*** Block opens ***

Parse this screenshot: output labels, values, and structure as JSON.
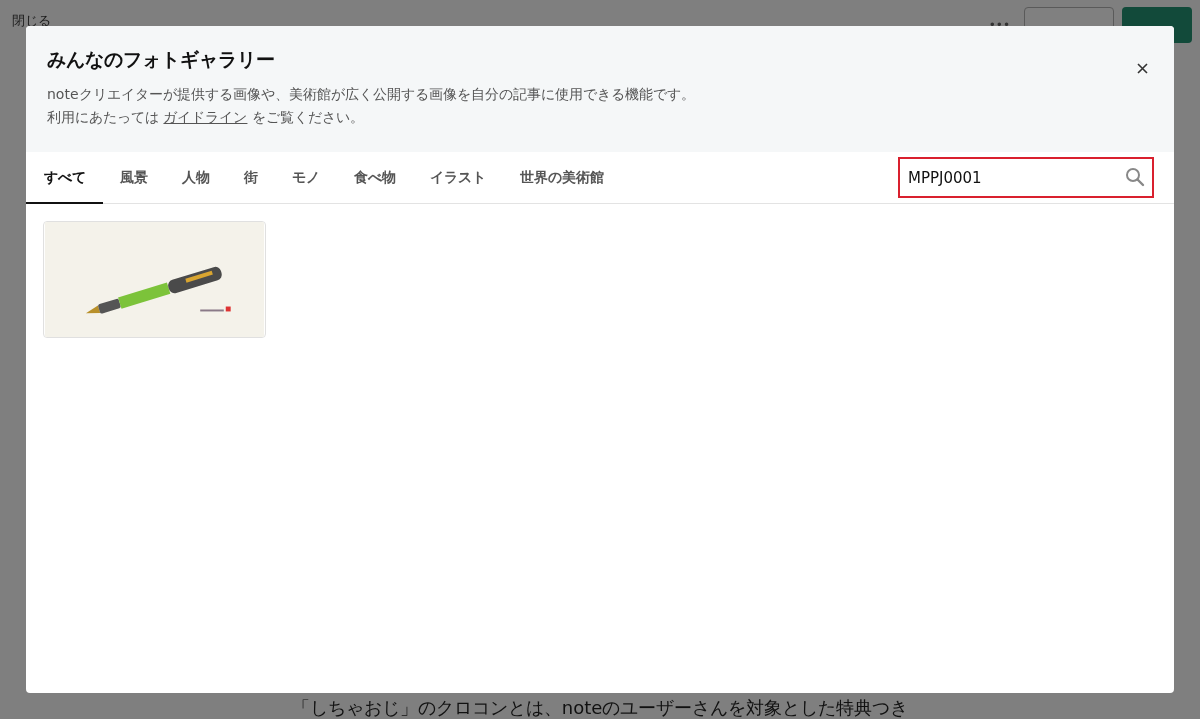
{
  "page": {
    "close_link": "閉じる",
    "more_button": "•••",
    "body_text": "「しちゃおじ」のクロコンとは、noteのユーザーさんを対象とした特典つき"
  },
  "modal": {
    "title": "みんなのフォトギャラリー",
    "description": "noteクリエイターが提供する画像や、美術館が広く公開する画像を自分の記事に使用できる機能です。",
    "guide_prefix": "利用にあたっては",
    "guide_link": "ガイドライン",
    "guide_suffix": "をご覧ください。",
    "tabs": [
      {
        "label": "すべて",
        "selected": true
      },
      {
        "label": "風景",
        "selected": false
      },
      {
        "label": "人物",
        "selected": false
      },
      {
        "label": "街",
        "selected": false
      },
      {
        "label": "モノ",
        "selected": false
      },
      {
        "label": "食べ物",
        "selected": false
      },
      {
        "label": "イラスト",
        "selected": false
      },
      {
        "label": "世界の美術館",
        "selected": false
      }
    ],
    "search": {
      "value": "MPPJ0001"
    }
  }
}
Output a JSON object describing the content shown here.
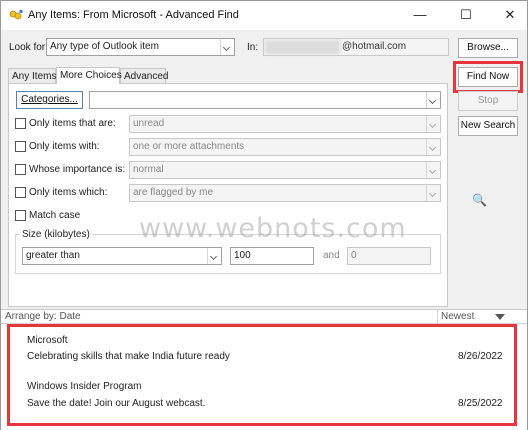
{
  "window": {
    "title": "Any Items: From Microsoft - Advanced Find",
    "minimize": "—",
    "maximize": "☐",
    "close": "✕"
  },
  "search": {
    "look_for_label": "Look for:",
    "look_for_value": "Any type of Outlook item",
    "in_label": "In:",
    "in_value": "@hotmail.com",
    "browse_label": "Browse..."
  },
  "tabs": [
    "Any Items",
    "More Choices",
    "Advanced"
  ],
  "actions": {
    "find_now": "Find Now",
    "stop": "Stop",
    "new_search": "New Search"
  },
  "more_choices": {
    "categories_button": "Categories...",
    "categories_value": "",
    "rows": [
      {
        "label": "Only items that are:",
        "value": "unread"
      },
      {
        "label": "Only items with:",
        "value": "one or more attachments"
      },
      {
        "label": "Whose importance is:",
        "value": "normal"
      },
      {
        "label": "Only items which:",
        "value": "are flagged by me"
      }
    ],
    "match_case": "Match case",
    "size_label": "Size (kilobytes)",
    "size_condition": "greater than",
    "size_value1": "100",
    "size_and": "and",
    "size_value2": "0"
  },
  "icons": {
    "search_icon": "🔍"
  },
  "results_header": {
    "arrange_by": "Arrange by: Date",
    "sort": "Newest"
  },
  "results": [
    {
      "sender": "Microsoft",
      "subject": "Celebrating skills that make India future ready",
      "date": "8/26/2022"
    },
    {
      "sender": "Windows Insider Program",
      "subject": "Save the date! Join our August webcast.",
      "date": "8/25/2022"
    }
  ],
  "watermark": "www.webnots.com",
  "colors": {
    "highlight": "#e8343c",
    "window_bg": "#f0f0f0"
  }
}
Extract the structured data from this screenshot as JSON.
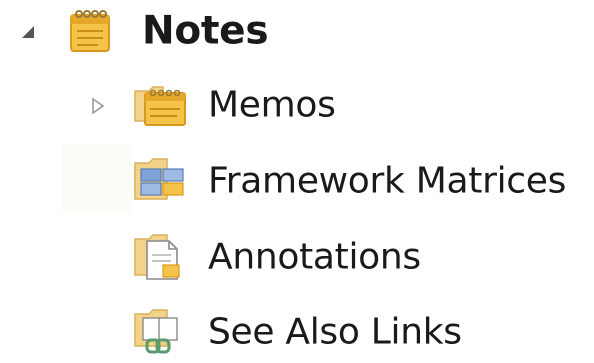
{
  "tree": {
    "root": {
      "label": "Notes",
      "icon": "notepad-folder-icon",
      "expanded": true
    },
    "children": [
      {
        "label": "Memos",
        "icon": "memo-folder-icon",
        "expander": "collapsed"
      },
      {
        "label": "Framework Matrices",
        "icon": "matrix-folder-icon",
        "expander": null
      },
      {
        "label": "Annotations",
        "icon": "annotation-folder-icon",
        "expander": null
      },
      {
        "label": "See Also Links",
        "icon": "link-folder-icon",
        "expander": null
      }
    ]
  },
  "colors": {
    "folder": "#f5c24a",
    "folder_dark": "#e2a62a",
    "expander": "#555555",
    "expander_outline": "#9a9a9a",
    "matrix_blue": "#7fa3d6",
    "link_green": "#5a9a6e"
  }
}
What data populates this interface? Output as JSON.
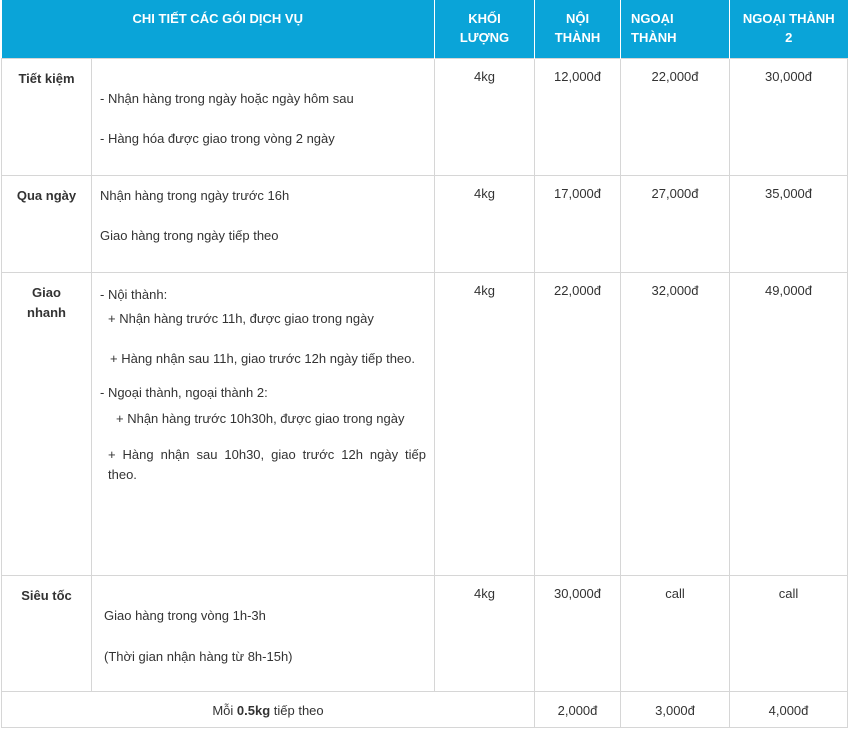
{
  "header": {
    "col_details": "CHI TIẾT CÁC GÓI DỊCH VỤ",
    "col_weight_l1": "KHỐI",
    "col_weight_l2": "LƯỢNG",
    "col_inner_l1": "NỘI",
    "col_inner_l2": "THÀNH",
    "col_outer_l1": "NGOẠI",
    "col_outer_l2": "THÀNH",
    "col_outer2_l1": "NGOẠI THÀNH",
    "col_outer2_l2": "2"
  },
  "rows": [
    {
      "name": "Tiết kiệm",
      "desc": [
        "- Nhận hàng trong ngày hoặc ngày hôm sau",
        "- Hàng hóa được giao trong vòng 2 ngày"
      ],
      "weight": "4kg",
      "inner": "12,000đ",
      "outer": "22,000đ",
      "outer2": "30,000đ"
    },
    {
      "name": "Qua ngày",
      "desc": [
        "Nhận hàng trong ngày trước 16h",
        "Giao hàng trong ngày tiếp theo"
      ],
      "weight": "4kg",
      "inner": "17,000đ",
      "outer": "27,000đ",
      "outer2": "35,000đ"
    },
    {
      "name_l1": "Giao",
      "name_l2": "nhanh",
      "desc": [
        "- Nội thành:",
        "+ Nhận hàng trước 11h, được giao trong ngày",
        "+ Hàng nhận sau 11h, giao trước 12h ngày tiếp theo.",
        "- Ngoại thành, ngoại thành 2:",
        "+ Nhận hàng trước 10h30h, được giao trong ngày",
        "+ Hàng nhận sau 10h30, giao trước 12h ngày tiếp theo."
      ],
      "weight": "4kg",
      "inner": "22,000đ",
      "outer": "32,000đ",
      "outer2": "49,000đ"
    },
    {
      "name": "Siêu tốc",
      "desc": [
        "Giao hàng trong vòng 1h-3h",
        "(Thời gian nhận hàng từ 8h-15h)"
      ],
      "weight": "4kg",
      "inner": "30,000đ",
      "outer": "call",
      "outer2": "call"
    }
  ],
  "footer": {
    "prefix": "Mỗi ",
    "weight": "0.5kg",
    "suffix": " tiếp theo",
    "inner": "2,000đ",
    "outer": "3,000đ",
    "outer2": "4,000đ"
  }
}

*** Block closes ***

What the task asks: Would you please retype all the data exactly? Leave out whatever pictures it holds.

Reply to the task:
Parse this screenshot: output labels, values, and structure as JSON.
{
  "page": {
    "close_link": "閉じる",
    "more_button": "•••",
    "body_text": "「しちゃおじ」のクロコンとは、noteのユーザーさんを対象とした特典つき"
  },
  "modal": {
    "title": "みんなのフォトギャラリー",
    "description": "noteクリエイターが提供する画像や、美術館が広く公開する画像を自分の記事に使用できる機能です。",
    "guide_prefix": "利用にあたっては",
    "guide_link": "ガイドライン",
    "guide_suffix": "をご覧ください。",
    "tabs": [
      {
        "label": "すべて",
        "selected": true
      },
      {
        "label": "風景",
        "selected": false
      },
      {
        "label": "人物",
        "selected": false
      },
      {
        "label": "街",
        "selected": false
      },
      {
        "label": "モノ",
        "selected": false
      },
      {
        "label": "食べ物",
        "selected": false
      },
      {
        "label": "イラスト",
        "selected": false
      },
      {
        "label": "世界の美術館",
        "selected": false
      }
    ],
    "search": {
      "value": "MPPJ0001"
    }
  }
}
Output a JSON object describing the content shown here.
{
  "window": {
    "title": "Any Items: From Microsoft - Advanced Find",
    "minimize": "—",
    "maximize": "☐",
    "close": "✕"
  },
  "search": {
    "look_for_label": "Look for:",
    "look_for_value": "Any type of Outlook item",
    "in_label": "In:",
    "in_value": "@hotmail.com",
    "browse_label": "Browse..."
  },
  "tabs": [
    "Any Items",
    "More Choices",
    "Advanced"
  ],
  "actions": {
    "find_now": "Find Now",
    "stop": "Stop",
    "new_search": "New Search"
  },
  "more_choices": {
    "categories_button": "Categories...",
    "categories_value": "",
    "rows": [
      {
        "label": "Only items that are:",
        "value": "unread"
      },
      {
        "label": "Only items with:",
        "value": "one or more attachments"
      },
      {
        "label": "Whose importance is:",
        "value": "normal"
      },
      {
        "label": "Only items which:",
        "value": "are flagged by me"
      }
    ],
    "match_case": "Match case",
    "size_label": "Size (kilobytes)",
    "size_condition": "greater than",
    "size_value1": "100",
    "size_and": "and",
    "size_value2": "0"
  },
  "icons": {
    "search_icon": "🔍"
  },
  "results_header": {
    "arrange_by": "Arrange by: Date",
    "sort": "Newest"
  },
  "results": [
    {
      "sender": "Microsoft",
      "subject": "Celebrating skills that make India future ready",
      "date": "8/26/2022"
    },
    {
      "sender": "Windows Insider Program",
      "subject": "Save the date! Join our August webcast.",
      "date": "8/25/2022"
    }
  ],
  "watermark": "www.webnots.com",
  "colors": {
    "highlight": "#e8343c",
    "window_bg": "#f0f0f0"
  }
}
Extract the structured data from this screenshot as JSON.
{
  "tree": {
    "root": {
      "label": "Notes",
      "icon": "notepad-folder-icon",
      "expanded": true
    },
    "children": [
      {
        "label": "Memos",
        "icon": "memo-folder-icon",
        "expander": "collapsed"
      },
      {
        "label": "Framework Matrices",
        "icon": "matrix-folder-icon",
        "expander": null
      },
      {
        "label": "Annotations",
        "icon": "annotation-folder-icon",
        "expander": null
      },
      {
        "label": "See Also Links",
        "icon": "link-folder-icon",
        "expander": null
      }
    ]
  },
  "colors": {
    "folder": "#f5c24a",
    "folder_dark": "#e2a62a",
    "expander": "#555555",
    "expander_outline": "#9a9a9a",
    "matrix_blue": "#7fa3d6",
    "link_green": "#5a9a6e"
  }
}
What data populates this interface? Output as JSON.
{
  "header": {
    "col_details": "CHI TIẾT CÁC GÓI DỊCH VỤ",
    "col_weight_l1": "KHỐI",
    "col_weight_l2": "LƯỢNG",
    "col_inner_l1": "NỘI",
    "col_inner_l2": "THÀNH",
    "col_outer_l1": "NGOẠI",
    "col_outer_l2": "THÀNH",
    "col_outer2_l1": "NGOẠI THÀNH",
    "col_outer2_l2": "2"
  },
  "rows": [
    {
      "name": "Tiết kiệm",
      "desc": [
        "- Nhận hàng trong ngày hoặc ngày hôm sau",
        "- Hàng hóa được giao trong vòng 2 ngày"
      ],
      "weight": "4kg",
      "inner": "12,000đ",
      "outer": "22,000đ",
      "outer2": "30,000đ"
    },
    {
      "name": "Qua ngày",
      "desc": [
        "Nhận hàng trong ngày trước 16h",
        "Giao hàng trong ngày tiếp theo"
      ],
      "weight": "4kg",
      "inner": "17,000đ",
      "outer": "27,000đ",
      "outer2": "35,000đ"
    },
    {
      "name_l1": "Giao",
      "name_l2": "nhanh",
      "desc": [
        "- Nội thành:",
        "+ Nhận hàng trước 11h, được giao trong ngày",
        "+ Hàng nhận sau 11h, giao trước 12h ngày tiếp theo.",
        "- Ngoại thành, ngoại thành 2:",
        "+ Nhận hàng trước 10h30h, được giao trong ngày",
        "+ Hàng nhận sau 10h30, giao trước 12h ngày tiếp theo."
      ],
      "weight": "4kg",
      "inner": "22,000đ",
      "outer": "32,000đ",
      "outer2": "49,000đ"
    },
    {
      "name": "Siêu tốc",
      "desc": [
        "Giao hàng trong vòng 1h-3h",
        "(Thời gian nhận hàng từ 8h-15h)"
      ],
      "weight": "4kg",
      "inner": "30,000đ",
      "outer": "call",
      "outer2": "call"
    }
  ],
  "footer": {
    "prefix": "Mỗi ",
    "weight": "0.5kg",
    "suffix": " tiếp theo",
    "inner": "2,000đ",
    "outer": "3,000đ",
    "outer2": "4,000đ"
  }
}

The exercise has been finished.